» **Activity**:
Look through the listing and locate every line containing the word "JSON"; copy those lines.

» **Source material**:

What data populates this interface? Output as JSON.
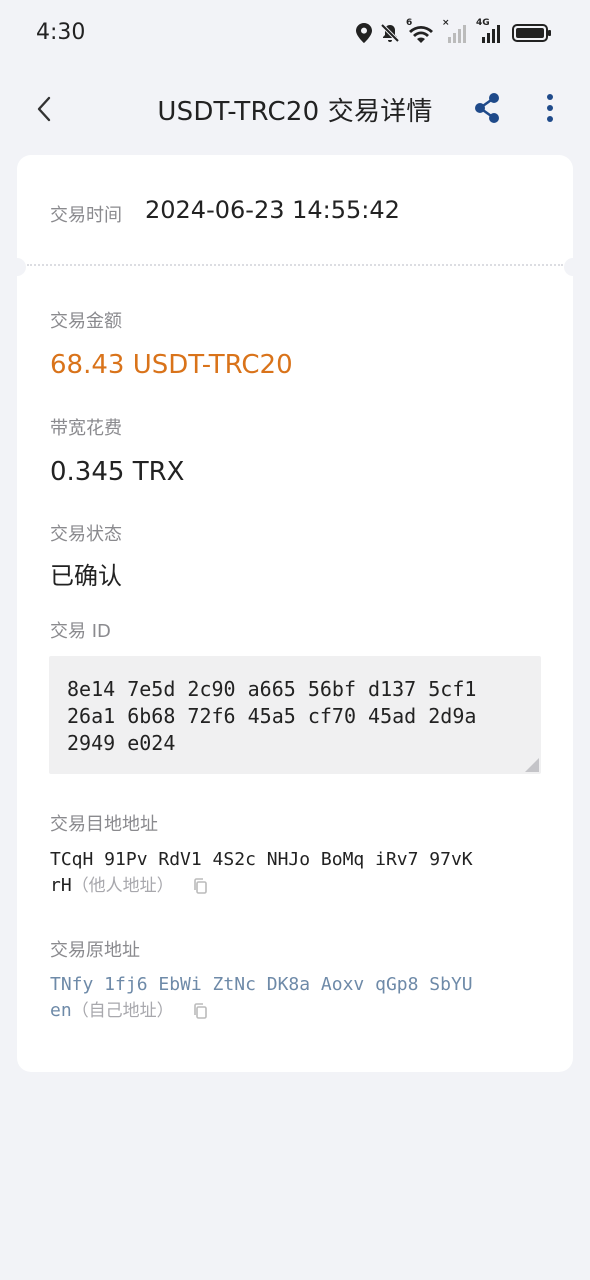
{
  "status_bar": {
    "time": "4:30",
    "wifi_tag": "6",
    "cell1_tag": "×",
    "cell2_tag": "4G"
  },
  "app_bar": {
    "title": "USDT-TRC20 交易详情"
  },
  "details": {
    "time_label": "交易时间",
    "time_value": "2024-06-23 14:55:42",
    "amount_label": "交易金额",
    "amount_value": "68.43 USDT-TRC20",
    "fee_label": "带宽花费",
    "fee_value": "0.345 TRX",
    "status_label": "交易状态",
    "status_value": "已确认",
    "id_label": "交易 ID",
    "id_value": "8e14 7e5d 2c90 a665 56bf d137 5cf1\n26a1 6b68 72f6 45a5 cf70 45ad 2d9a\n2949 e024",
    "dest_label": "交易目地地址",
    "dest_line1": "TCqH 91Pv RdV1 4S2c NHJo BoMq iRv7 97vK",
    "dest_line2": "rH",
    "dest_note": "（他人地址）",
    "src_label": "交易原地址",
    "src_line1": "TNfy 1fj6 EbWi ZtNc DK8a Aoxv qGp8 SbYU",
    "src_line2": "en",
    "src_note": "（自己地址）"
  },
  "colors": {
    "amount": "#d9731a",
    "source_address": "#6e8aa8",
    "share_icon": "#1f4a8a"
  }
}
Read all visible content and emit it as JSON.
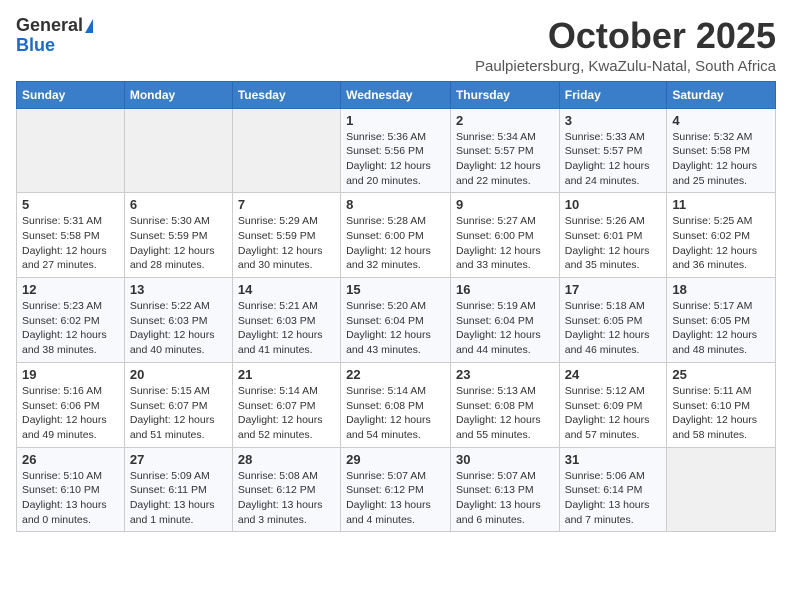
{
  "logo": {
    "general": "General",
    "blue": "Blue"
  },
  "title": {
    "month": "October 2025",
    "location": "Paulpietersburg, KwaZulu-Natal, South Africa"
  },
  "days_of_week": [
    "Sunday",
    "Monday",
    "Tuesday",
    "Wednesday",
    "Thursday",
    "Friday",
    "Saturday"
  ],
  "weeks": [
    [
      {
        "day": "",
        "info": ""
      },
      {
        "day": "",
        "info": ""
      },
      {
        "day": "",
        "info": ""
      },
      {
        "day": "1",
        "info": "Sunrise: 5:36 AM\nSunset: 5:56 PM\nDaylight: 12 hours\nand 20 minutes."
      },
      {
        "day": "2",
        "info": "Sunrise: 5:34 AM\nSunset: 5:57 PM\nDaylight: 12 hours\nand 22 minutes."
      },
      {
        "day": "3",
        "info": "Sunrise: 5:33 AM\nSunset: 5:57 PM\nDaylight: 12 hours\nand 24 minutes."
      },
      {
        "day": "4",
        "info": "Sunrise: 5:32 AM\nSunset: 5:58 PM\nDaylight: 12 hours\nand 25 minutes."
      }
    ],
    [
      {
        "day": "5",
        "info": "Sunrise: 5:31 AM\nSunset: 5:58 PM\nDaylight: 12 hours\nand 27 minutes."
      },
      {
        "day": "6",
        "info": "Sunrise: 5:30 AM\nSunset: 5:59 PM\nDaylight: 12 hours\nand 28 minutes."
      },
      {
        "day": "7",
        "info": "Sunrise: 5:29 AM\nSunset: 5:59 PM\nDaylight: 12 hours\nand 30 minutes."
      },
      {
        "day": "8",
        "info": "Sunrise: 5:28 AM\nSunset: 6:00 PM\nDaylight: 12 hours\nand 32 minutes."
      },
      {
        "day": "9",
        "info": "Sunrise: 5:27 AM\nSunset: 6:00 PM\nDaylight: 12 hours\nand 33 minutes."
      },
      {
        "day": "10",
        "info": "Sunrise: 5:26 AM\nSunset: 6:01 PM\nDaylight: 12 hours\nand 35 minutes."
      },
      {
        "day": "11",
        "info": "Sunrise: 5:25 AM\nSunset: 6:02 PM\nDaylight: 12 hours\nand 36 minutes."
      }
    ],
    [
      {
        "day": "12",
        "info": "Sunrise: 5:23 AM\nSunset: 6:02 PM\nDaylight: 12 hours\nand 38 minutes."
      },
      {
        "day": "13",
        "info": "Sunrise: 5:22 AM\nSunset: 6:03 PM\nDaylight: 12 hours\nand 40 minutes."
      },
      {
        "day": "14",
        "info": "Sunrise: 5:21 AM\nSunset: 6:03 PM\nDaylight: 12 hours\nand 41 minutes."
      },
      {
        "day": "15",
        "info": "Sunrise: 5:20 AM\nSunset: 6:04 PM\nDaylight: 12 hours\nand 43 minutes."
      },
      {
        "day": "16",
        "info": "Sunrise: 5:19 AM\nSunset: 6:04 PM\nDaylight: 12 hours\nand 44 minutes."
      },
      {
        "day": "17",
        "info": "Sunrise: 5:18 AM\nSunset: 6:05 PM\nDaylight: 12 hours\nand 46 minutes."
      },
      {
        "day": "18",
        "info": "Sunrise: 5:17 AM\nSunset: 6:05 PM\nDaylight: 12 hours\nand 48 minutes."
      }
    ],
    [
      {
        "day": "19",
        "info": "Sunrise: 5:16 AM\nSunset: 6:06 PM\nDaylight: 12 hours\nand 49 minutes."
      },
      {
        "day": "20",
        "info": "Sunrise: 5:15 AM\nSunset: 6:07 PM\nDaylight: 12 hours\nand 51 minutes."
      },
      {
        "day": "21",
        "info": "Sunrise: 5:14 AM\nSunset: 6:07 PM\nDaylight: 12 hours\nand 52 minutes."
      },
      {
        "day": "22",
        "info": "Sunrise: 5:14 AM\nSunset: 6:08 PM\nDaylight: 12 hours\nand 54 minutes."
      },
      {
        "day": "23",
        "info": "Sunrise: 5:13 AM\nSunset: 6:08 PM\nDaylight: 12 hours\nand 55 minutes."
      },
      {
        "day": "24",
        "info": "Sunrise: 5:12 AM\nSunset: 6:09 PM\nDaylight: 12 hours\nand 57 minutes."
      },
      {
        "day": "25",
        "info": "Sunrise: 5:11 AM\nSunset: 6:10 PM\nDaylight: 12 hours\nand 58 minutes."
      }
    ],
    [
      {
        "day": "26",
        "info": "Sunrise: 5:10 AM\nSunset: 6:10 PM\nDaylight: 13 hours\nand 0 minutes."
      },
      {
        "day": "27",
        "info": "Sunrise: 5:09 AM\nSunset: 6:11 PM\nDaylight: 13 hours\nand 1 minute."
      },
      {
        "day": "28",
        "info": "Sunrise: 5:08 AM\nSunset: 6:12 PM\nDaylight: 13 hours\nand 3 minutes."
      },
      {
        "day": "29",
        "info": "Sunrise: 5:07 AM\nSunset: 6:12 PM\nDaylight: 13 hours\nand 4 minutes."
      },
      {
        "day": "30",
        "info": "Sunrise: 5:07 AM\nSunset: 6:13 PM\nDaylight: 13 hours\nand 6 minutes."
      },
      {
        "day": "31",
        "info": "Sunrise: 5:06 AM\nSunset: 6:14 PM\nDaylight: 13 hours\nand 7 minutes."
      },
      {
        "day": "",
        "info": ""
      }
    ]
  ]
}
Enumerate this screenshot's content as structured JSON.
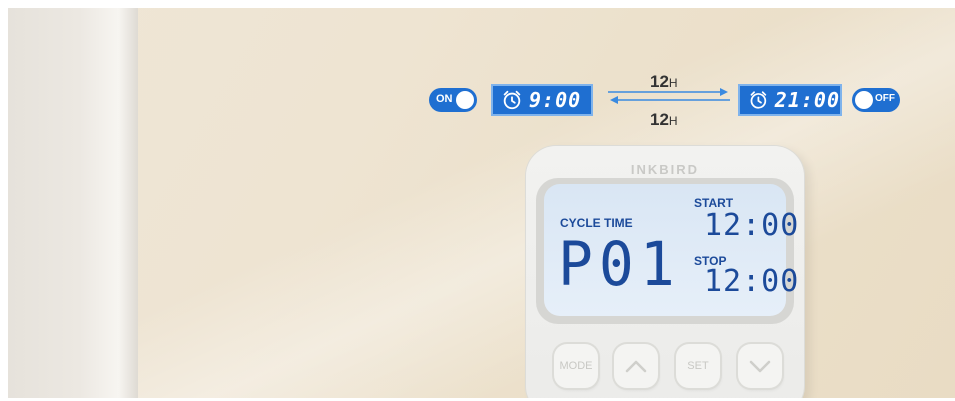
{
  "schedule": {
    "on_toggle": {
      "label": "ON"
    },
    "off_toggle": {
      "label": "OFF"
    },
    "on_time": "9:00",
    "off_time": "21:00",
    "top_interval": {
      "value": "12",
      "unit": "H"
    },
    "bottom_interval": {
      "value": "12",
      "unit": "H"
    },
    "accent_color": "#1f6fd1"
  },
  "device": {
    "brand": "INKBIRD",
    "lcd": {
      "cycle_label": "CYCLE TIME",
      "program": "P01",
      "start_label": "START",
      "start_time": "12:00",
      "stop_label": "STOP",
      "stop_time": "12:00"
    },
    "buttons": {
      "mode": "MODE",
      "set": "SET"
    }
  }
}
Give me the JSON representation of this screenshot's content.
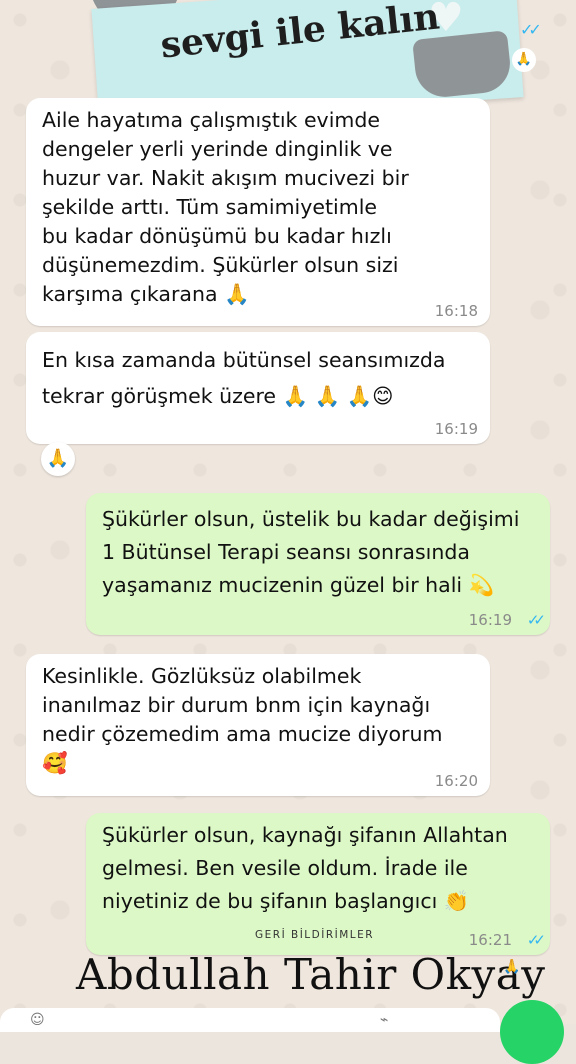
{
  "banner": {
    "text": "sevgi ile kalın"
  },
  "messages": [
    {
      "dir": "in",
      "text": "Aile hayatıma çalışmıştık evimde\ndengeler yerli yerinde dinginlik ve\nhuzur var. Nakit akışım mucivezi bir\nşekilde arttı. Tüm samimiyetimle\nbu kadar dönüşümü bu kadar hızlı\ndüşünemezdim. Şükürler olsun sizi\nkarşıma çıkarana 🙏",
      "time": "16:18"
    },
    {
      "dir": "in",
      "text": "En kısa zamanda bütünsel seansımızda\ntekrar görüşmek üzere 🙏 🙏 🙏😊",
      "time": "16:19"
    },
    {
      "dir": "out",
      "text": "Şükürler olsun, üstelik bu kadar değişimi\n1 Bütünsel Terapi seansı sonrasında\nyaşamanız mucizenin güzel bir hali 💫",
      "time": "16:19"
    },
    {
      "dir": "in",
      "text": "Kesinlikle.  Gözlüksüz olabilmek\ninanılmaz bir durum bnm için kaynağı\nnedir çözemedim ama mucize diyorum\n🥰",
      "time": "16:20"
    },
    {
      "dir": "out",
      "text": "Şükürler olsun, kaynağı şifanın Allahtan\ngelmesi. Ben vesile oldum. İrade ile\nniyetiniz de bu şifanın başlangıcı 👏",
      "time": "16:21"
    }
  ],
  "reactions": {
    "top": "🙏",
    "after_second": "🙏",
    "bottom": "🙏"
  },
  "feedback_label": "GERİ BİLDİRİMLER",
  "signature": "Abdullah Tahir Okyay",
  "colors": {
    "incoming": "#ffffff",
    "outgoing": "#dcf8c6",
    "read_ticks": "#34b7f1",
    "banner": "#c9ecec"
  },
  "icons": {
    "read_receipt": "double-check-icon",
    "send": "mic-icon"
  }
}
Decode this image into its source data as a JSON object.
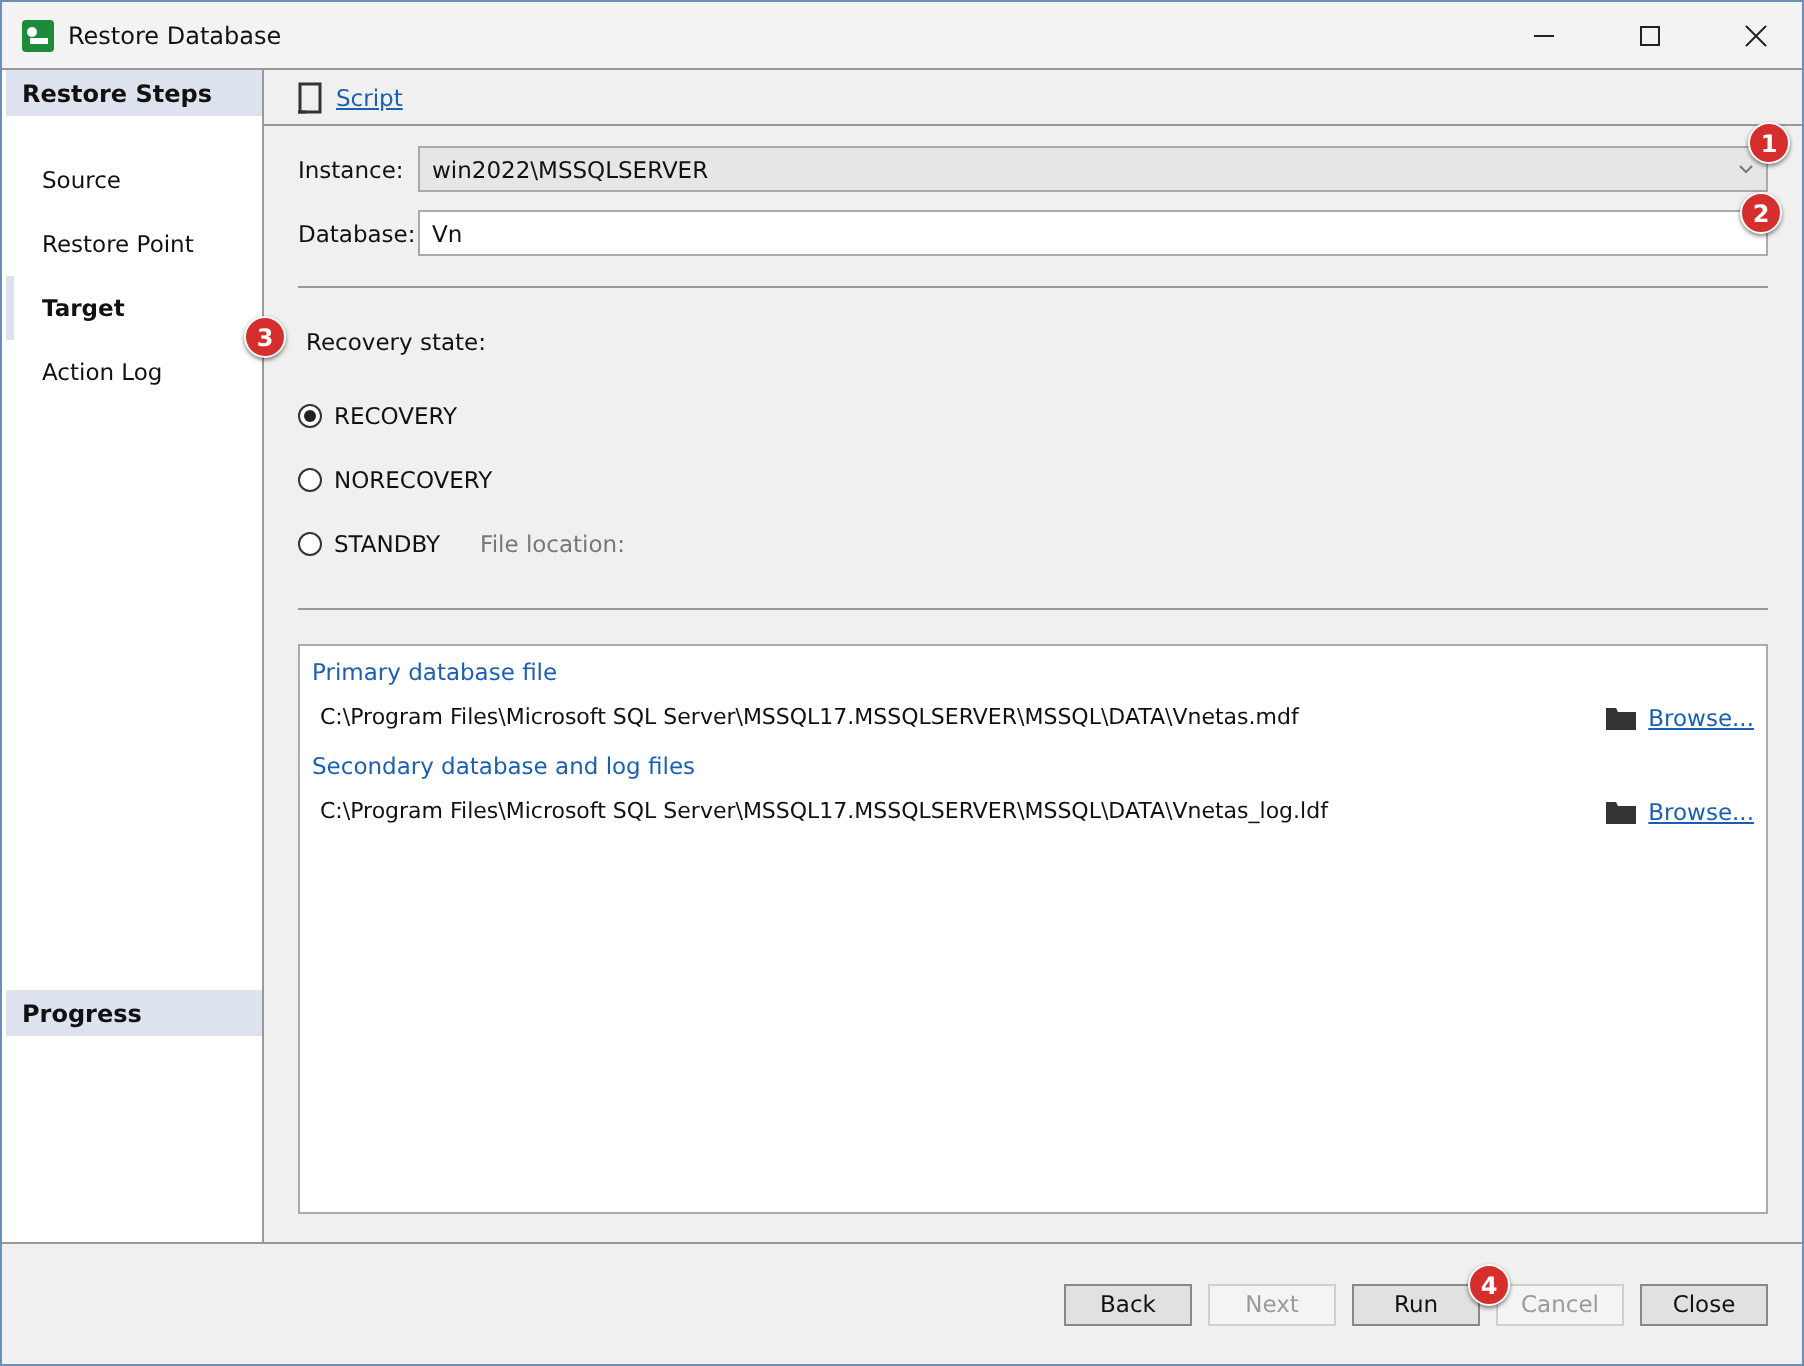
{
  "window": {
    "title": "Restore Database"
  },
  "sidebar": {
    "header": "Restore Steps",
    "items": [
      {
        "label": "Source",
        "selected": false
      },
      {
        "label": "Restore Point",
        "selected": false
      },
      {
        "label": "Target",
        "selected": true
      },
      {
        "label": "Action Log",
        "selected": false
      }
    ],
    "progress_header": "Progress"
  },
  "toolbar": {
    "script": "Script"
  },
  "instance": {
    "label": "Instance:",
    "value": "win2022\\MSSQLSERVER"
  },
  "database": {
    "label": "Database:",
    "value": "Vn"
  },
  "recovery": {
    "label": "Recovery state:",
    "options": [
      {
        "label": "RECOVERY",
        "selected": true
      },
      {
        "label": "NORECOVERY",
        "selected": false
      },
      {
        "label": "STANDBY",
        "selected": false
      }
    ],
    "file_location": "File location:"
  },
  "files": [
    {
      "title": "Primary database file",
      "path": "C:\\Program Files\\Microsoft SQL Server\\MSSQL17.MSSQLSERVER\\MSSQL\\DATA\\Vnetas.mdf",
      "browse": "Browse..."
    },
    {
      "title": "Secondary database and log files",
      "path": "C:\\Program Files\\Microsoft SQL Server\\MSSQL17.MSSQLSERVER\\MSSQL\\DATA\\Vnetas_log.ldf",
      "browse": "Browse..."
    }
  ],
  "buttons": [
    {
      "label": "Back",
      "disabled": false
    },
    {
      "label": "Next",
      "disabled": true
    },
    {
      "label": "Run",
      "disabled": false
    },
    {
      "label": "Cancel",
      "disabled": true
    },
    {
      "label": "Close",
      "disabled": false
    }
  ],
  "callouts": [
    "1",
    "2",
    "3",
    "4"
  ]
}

» **Answer below**:
What data populates this interface? Output as JSON.
Read all visible content and emit it as JSON.
Enumerate this screenshot's content as structured JSON.
Give me the JSON representation of this screenshot's content.
Decode this image into its source data as a JSON object.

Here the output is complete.